Wednesday, August 30, 2017

#60: Big Little Lies by Liane Moriarty

Somebody has died at a parents' kindergarten mixer; slowly, we go back in time and unravel what happened, and who it happened to, through the viewpoints of three different moms in Liane Moriarty's Big Little Lies.

I became interested in reading Big Little Lies after watching the popular HBO miniseries based on the novel.  It is rewarding, with good performances, and with a few notable exceptions hews close to the novel's storyline.

Moriarty's novel starts out somewhat comic, but as we delve more into the three womens' lives we find more sobering truths--one has a daughter acting out, one has a son who was the product of a violent encounter, and one is in an abusive marriage.  These threads play out against a broader landscape of all the little trials and tribulations of navigating a classroom, and the other parents you are thrown in with.

It's a solid read about family and relationships of all kinds, with a vein of mystery running throughout.  Worthwhile in both novel and television form.

I checked this out on audiobook from the Morrisson-Reeves Public Library in Richmond, Indiana.

Saturday, August 5, 2017

#59: California Split by Lou Cameron

Two hardcore gamblers--one carefree, one obsessed--try to get one big score in Lou Cameron's California Split.

California Split has one of the most unusual pedigrees of any book I've read.  It's a novelization of a screenplay by Joseph Walsh, an actor who based the story on his own gambling addiction.  The movie version was directed by great 70s auteur Robert Altman, but remains one of his lesser-known works of that period (and features George Segal and Elliot Gould, who allegedly played a version of himself).

The novelization was done by Lou Cameron, who did tons of other adaptations and novels but may be best known as the creator of the "Longarm" adult western series.

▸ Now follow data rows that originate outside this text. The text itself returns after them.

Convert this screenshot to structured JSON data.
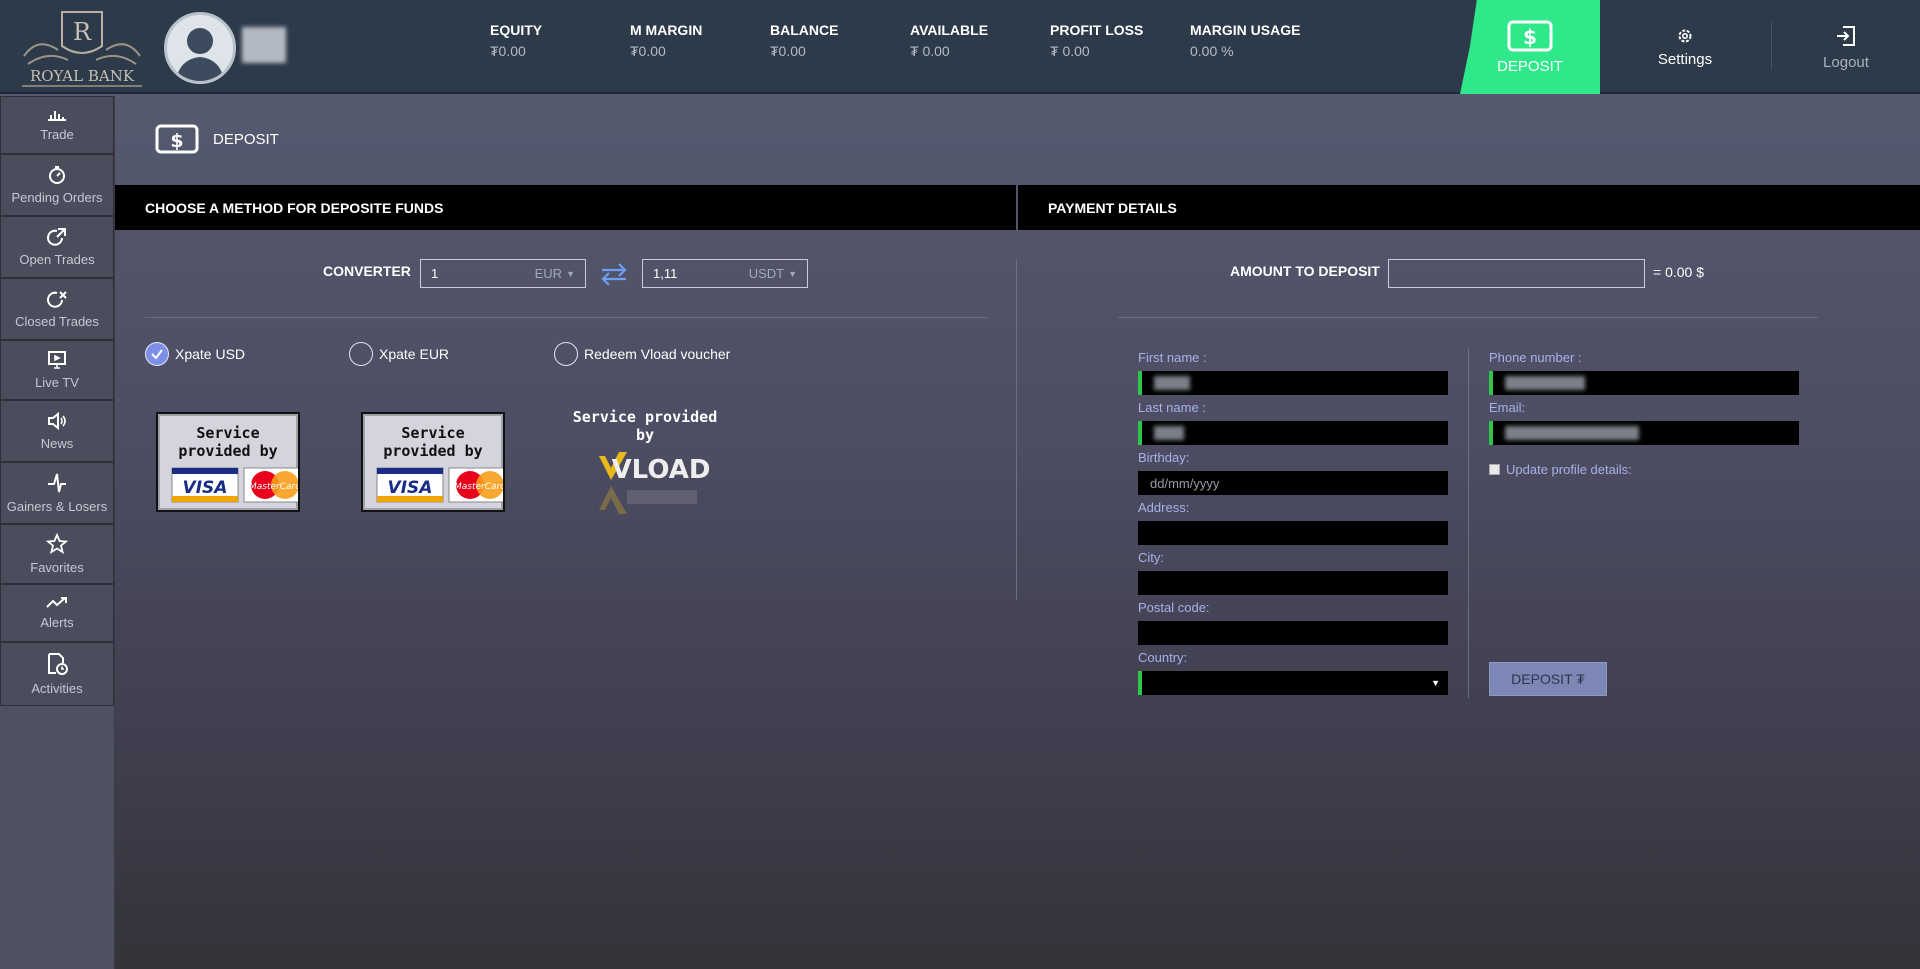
{
  "brand": {
    "name": "ROYAL BANK",
    "initial": "R"
  },
  "header": {
    "stats": [
      {
        "label": "EQUITY",
        "value": "₮0.00"
      },
      {
        "label": "M MARGIN",
        "value": "₮0.00"
      },
      {
        "label": "BALANCE",
        "value": "₮0.00"
      },
      {
        "label": "AVAILABLE",
        "value": "₮ 0.00"
      },
      {
        "label": "PROFIT LOSS",
        "value": "₮ 0.00"
      },
      {
        "label": "MARGIN USAGE",
        "value": "0.00 %"
      }
    ],
    "deposit_label": "DEPOSIT",
    "settings_label": "Settings",
    "logout_label": "Logout"
  },
  "sidebar": {
    "items": [
      {
        "label": "Trade",
        "icon": "chart-bars-icon"
      },
      {
        "label": "Pending Orders",
        "icon": "stopwatch-icon"
      },
      {
        "label": "Open Trades",
        "icon": "open-trade-icon"
      },
      {
        "label": "Closed Trades",
        "icon": "closed-trade-icon"
      },
      {
        "label": "Live TV",
        "icon": "tv-icon"
      },
      {
        "label": "News",
        "icon": "speaker-icon"
      },
      {
        "label": "Gainers & Losers",
        "icon": "pulse-icon"
      },
      {
        "label": "Favorites",
        "icon": "star-icon"
      },
      {
        "label": "Alerts",
        "icon": "trend-alert-icon"
      },
      {
        "label": "Activities",
        "icon": "document-clock-icon"
      }
    ]
  },
  "page": {
    "title": "DEPOSIT"
  },
  "methods": {
    "header": "CHOOSE A METHOD FOR DEPOSITE FUNDS",
    "converter": {
      "label": "CONVERTER",
      "from_value": "1",
      "from_currency": "EUR",
      "to_value": "1,11",
      "to_currency": "USDT"
    },
    "options": [
      {
        "label": "Xpate USD",
        "selected": true
      },
      {
        "label": "Xpate EUR",
        "selected": false
      },
      {
        "label": "Redeem Vload voucher",
        "selected": false
      }
    ],
    "cards": [
      {
        "service_text": "Service provided by",
        "brands": [
          "VISA",
          "MasterCard"
        ]
      },
      {
        "service_text": "Service provided by",
        "brands": [
          "VISA",
          "MasterCard"
        ]
      },
      {
        "service_text": "Service provided by",
        "brands": [
          "VLOAD"
        ]
      }
    ]
  },
  "payment": {
    "header": "PAYMENT DETAILS",
    "amount_label": "AMOUNT TO DEPOSIT",
    "amount_value": "",
    "amount_equals": "= 0.00 $",
    "fields_left": [
      {
        "label": "First name :",
        "placeholder": "",
        "filled": true
      },
      {
        "label": "Last name :",
        "placeholder": "",
        "filled": true
      },
      {
        "label": "Birthday:",
        "placeholder": "dd/mm/yyyy",
        "filled": false
      },
      {
        "label": "Address:",
        "placeholder": "",
        "filled": false
      },
      {
        "label": "City:",
        "placeholder": "",
        "filled": false
      },
      {
        "label": "Postal code:",
        "placeholder": "",
        "filled": false
      },
      {
        "label": "Country:",
        "placeholder": "",
        "filled": false
      }
    ],
    "fields_right": [
      {
        "label": "Phone number :",
        "filled": true
      },
      {
        "label": "Email:",
        "filled": true
      }
    ],
    "update_profile_label": "Update profile details:",
    "deposit_button_label": "DEPOSIT ₮"
  },
  "colors": {
    "accent": "#2ee88a",
    "topbar": "#2d3a49",
    "label_purple": "#a7b1ea",
    "button": "#7c87b5"
  }
}
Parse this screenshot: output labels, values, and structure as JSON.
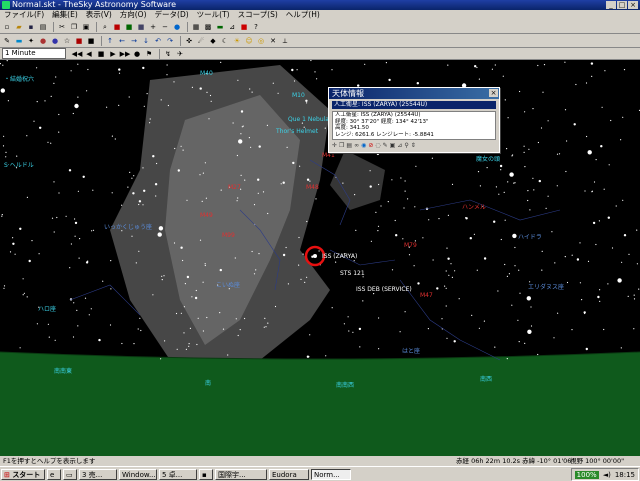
{
  "window": {
    "title": "Normal.skt - TheSky Astronomy Software"
  },
  "menu": [
    "ファイル(F)",
    "編集(E)",
    "表示(V)",
    "方向(O)",
    "データ(D)",
    "ツール(T)",
    "スコープ(S)",
    "ヘルプ(H)"
  ],
  "toolbar": {
    "time_step": "1 Minute"
  },
  "sky_labels": [
    {
      "t": "・結婚祝六",
      "c": "cyan"
    },
    {
      "t": "M40",
      "c": "cyan"
    },
    {
      "t": "M10",
      "c": "cyan"
    },
    {
      "t": "Que 1 Nebula",
      "c": "cyan"
    },
    {
      "t": "Thor's Helmet",
      "c": "cyan"
    },
    {
      "t": "M41",
      "c": "red"
    },
    {
      "t": "S·ヘルドル",
      "c": "cyan"
    },
    {
      "t": "M27",
      "c": "red"
    },
    {
      "t": "M48",
      "c": "red"
    },
    {
      "t": "M49",
      "c": "red"
    },
    {
      "t": "M99",
      "c": "red"
    },
    {
      "t": "いっかくじゅう座",
      "c": "blue"
    },
    {
      "t": "こいぬ座",
      "c": "blue"
    },
    {
      "t": "ISS (ZARYA)",
      "c": "white"
    },
    {
      "t": "STS 121",
      "c": "white"
    },
    {
      "t": "ISS DEB (SERVICE)",
      "c": "white"
    },
    {
      "t": "ハンメル",
      "c": "red"
    },
    {
      "t": "ハイドラ",
      "c": "blue"
    },
    {
      "t": "M79",
      "c": "red"
    },
    {
      "t": "M47",
      "c": "red"
    },
    {
      "t": "エリダヌス座",
      "c": "blue"
    },
    {
      "t": "はと座",
      "c": "blue"
    },
    {
      "t": "ハロ座",
      "c": "cyan"
    },
    {
      "t": "魔女の頭",
      "c": "cyan"
    },
    {
      "t": "南南東",
      "c": "cyan"
    },
    {
      "t": "南",
      "c": "cyan"
    },
    {
      "t": "南南西",
      "c": "cyan"
    },
    {
      "t": "南西",
      "c": "cyan"
    }
  ],
  "dialog": {
    "title": "天体情報",
    "selected": "人工衛星: ISS (ZARYA) (25544U)",
    "lines": [
      "人工衛星: ISS (ZARYA) (25544U)",
      "経度: 30° 37'20\"  経度: 134° 42'13\"",
      "高度: 341.50",
      "レンジ: 6261.6 レンジレート: -5.8841"
    ]
  },
  "status": {
    "hint": "F1を押すとヘルプを表示します",
    "coords": "赤経 06h 22m 10.2s  赤緯 -10° 01'06\"",
    "fov": "視野 100° 00'00\""
  },
  "taskbar": {
    "start": "スタート",
    "tasks": [
      "3 売...",
      "Window...",
      "5 卓...",
      "国際宇...",
      "Eudora",
      "Norm..."
    ],
    "battery": "100%",
    "clock": "18:15"
  },
  "colors": {
    "sky": "#000000",
    "milkyway": "#6a6a6a",
    "ground": "#0f5a1c",
    "selection_circle": "#e81010"
  }
}
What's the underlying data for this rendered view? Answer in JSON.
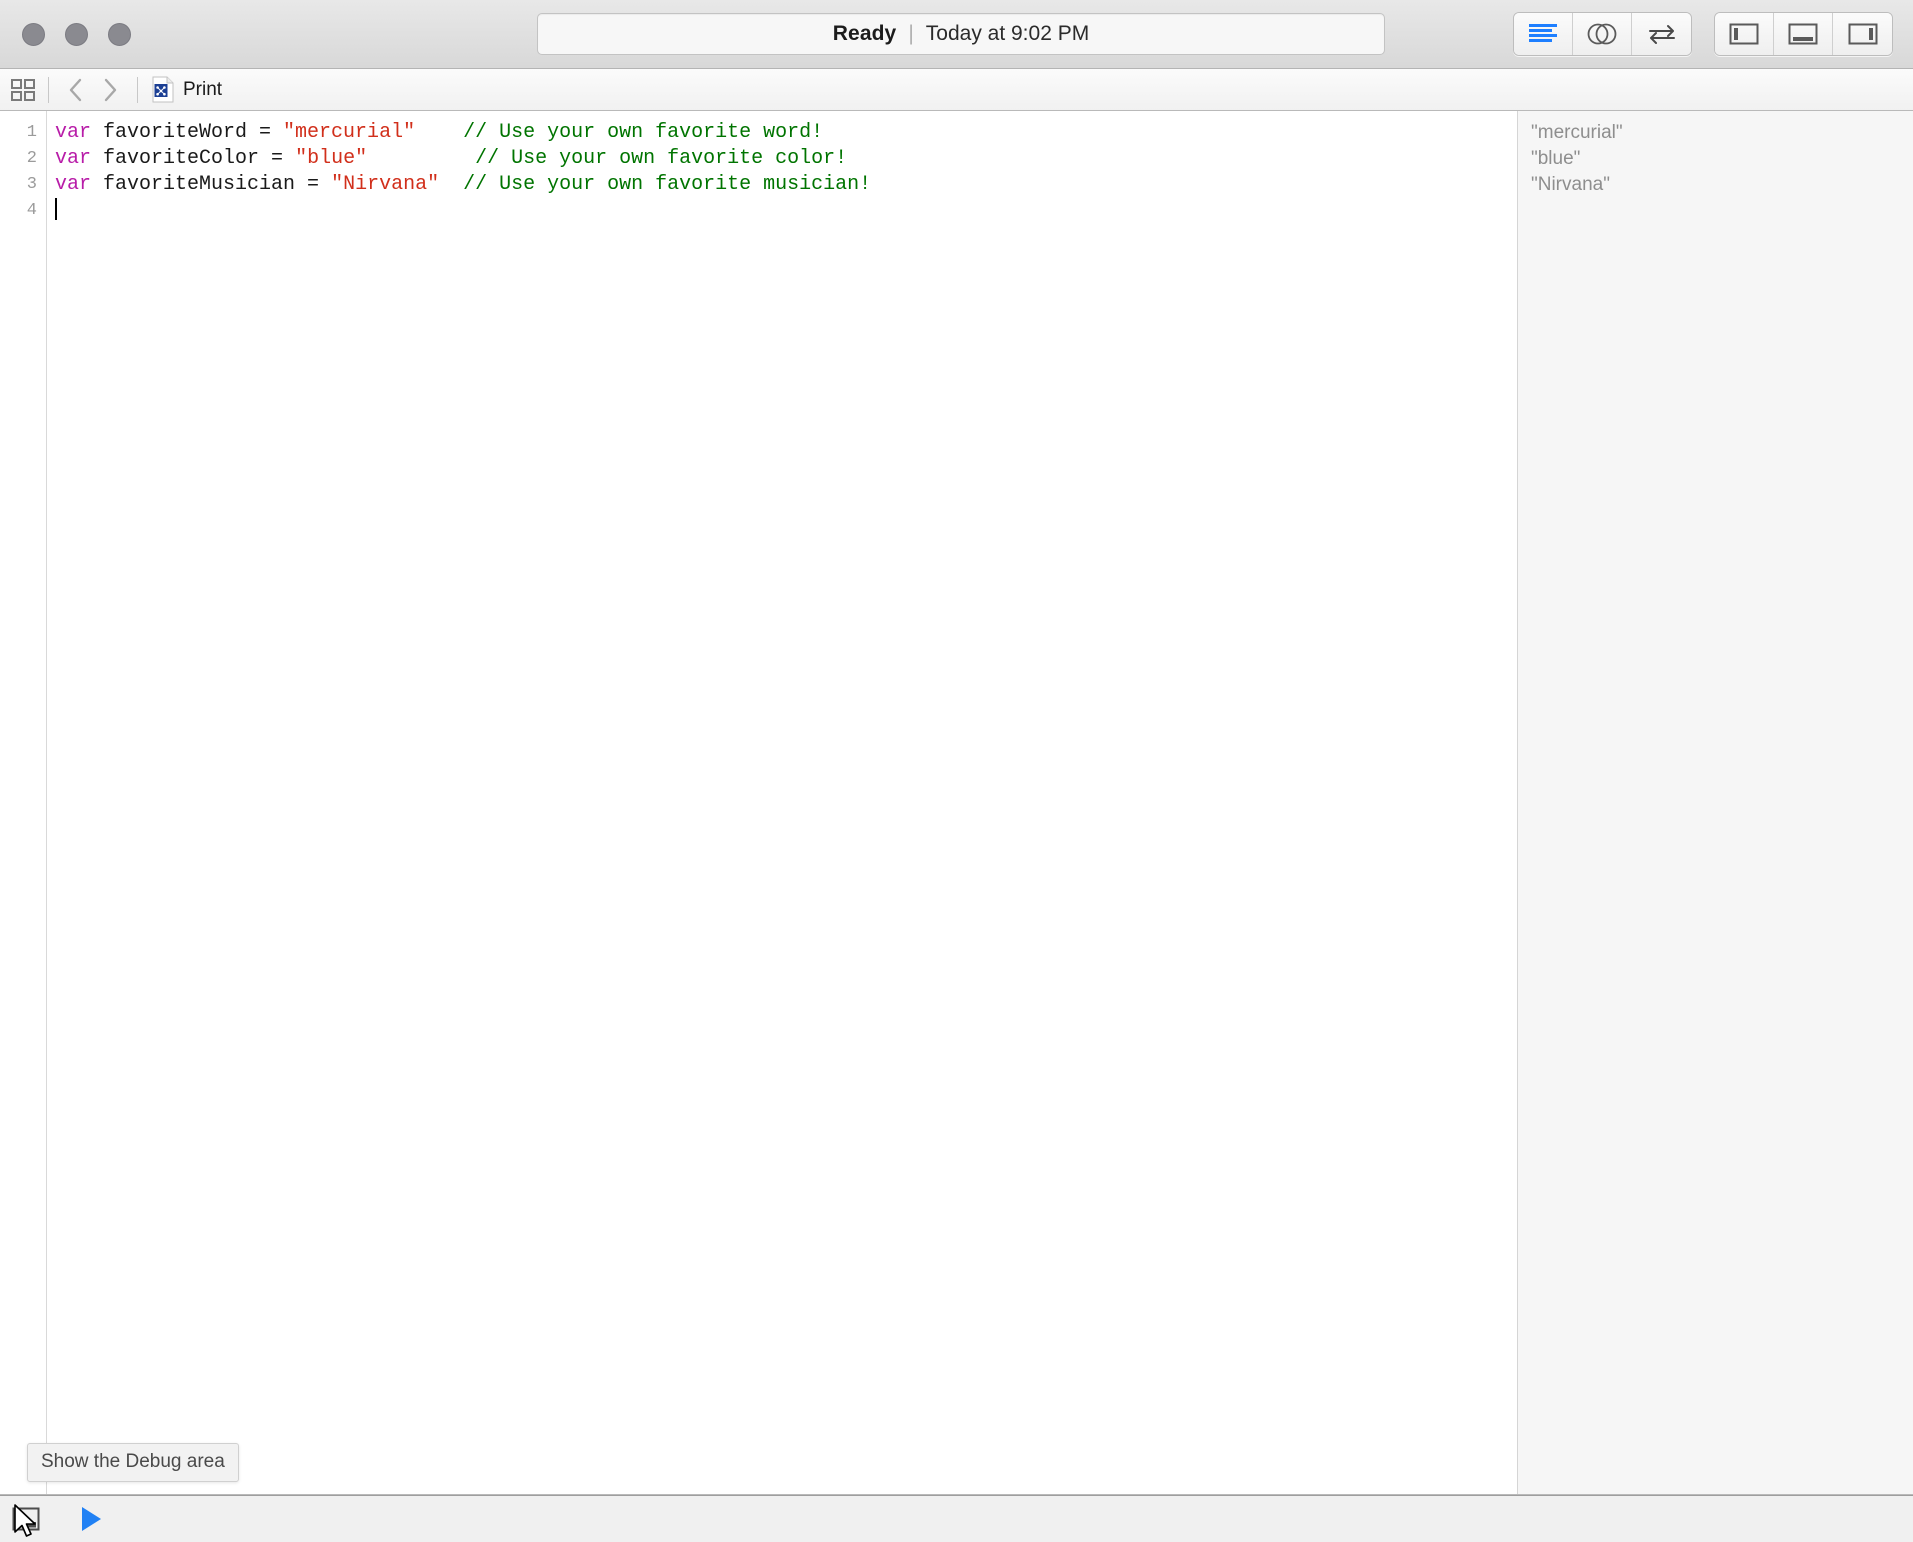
{
  "window": {
    "traffic_lights": [
      "close",
      "minimize",
      "zoom"
    ]
  },
  "toolbar": {
    "status": {
      "state": "Ready",
      "separator": "|",
      "time": "Today at 9:02 PM"
    },
    "editor_buttons": [
      {
        "name": "standard-editor",
        "icon": "lines-icon",
        "active": true
      },
      {
        "name": "assistant-editor",
        "icon": "venn-circles-icon",
        "active": false
      },
      {
        "name": "version-editor",
        "icon": "swap-arrows-icon",
        "active": false
      }
    ],
    "view_buttons": [
      {
        "name": "toggle-navigator",
        "icon": "left-panel-icon"
      },
      {
        "name": "toggle-debug-area",
        "icon": "bottom-panel-icon"
      },
      {
        "name": "toggle-utilities",
        "icon": "right-panel-icon"
      }
    ]
  },
  "jumpbar": {
    "related_items_icon": "grid-squares-icon",
    "back_icon": "chevron-left-icon",
    "forward_icon": "chevron-right-icon",
    "file_icon": "playground-file-icon",
    "file_name": "Print"
  },
  "editor": {
    "line_numbers": [
      "1",
      "2",
      "3",
      "4"
    ],
    "lines": [
      {
        "tokens": [
          {
            "type": "kw",
            "text": "var"
          },
          {
            "type": "plain",
            "text": " favoriteWord = "
          },
          {
            "type": "str",
            "text": "\"mercurial\""
          },
          {
            "type": "plain",
            "text": "    "
          },
          {
            "type": "cmt",
            "text": "// Use your own favorite word!"
          }
        ]
      },
      {
        "tokens": [
          {
            "type": "kw",
            "text": "var"
          },
          {
            "type": "plain",
            "text": " favoriteColor = "
          },
          {
            "type": "str",
            "text": "\"blue\""
          },
          {
            "type": "plain",
            "text": "         "
          },
          {
            "type": "cmt",
            "text": "// Use your own favorite color!"
          }
        ]
      },
      {
        "tokens": [
          {
            "type": "kw",
            "text": "var"
          },
          {
            "type": "plain",
            "text": " favoriteMusician = "
          },
          {
            "type": "str",
            "text": "\"Nirvana\""
          },
          {
            "type": "plain",
            "text": "  "
          },
          {
            "type": "cmt",
            "text": "// Use your own favorite musician!"
          }
        ]
      },
      {
        "tokens": [],
        "caret": true
      }
    ]
  },
  "results": {
    "values": [
      "\"mercurial\"",
      "\"blue\"",
      "\"Nirvana\"",
      ""
    ]
  },
  "tooltip": {
    "text": "Show the Debug area"
  },
  "bottombar": {
    "debug_toggle_icon": "debug-area-toggle-icon",
    "run_icon": "play-triangle-icon"
  },
  "colors": {
    "keyword": "#b81ca8",
    "string": "#d12f1b",
    "comment": "#007400",
    "plain": "#1a1a1a",
    "result_text": "#8e8e8e",
    "accent_blue": "#147efb"
  }
}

All that aside, it's a pretty cool little story, a slice of early 70s life with a noirish feel.  Our sad-sack protagonist and his motor-mouthed friend brush up against the underworld and various low-lifes, prostitutes, and loan sharks as they try to stay one step ahead of their addictions.

I found this for a quarter at a hospital book sale, and mainly picked it up out of curiosity.  But it stands on its own merits as a hardboiled tale of the gambling world.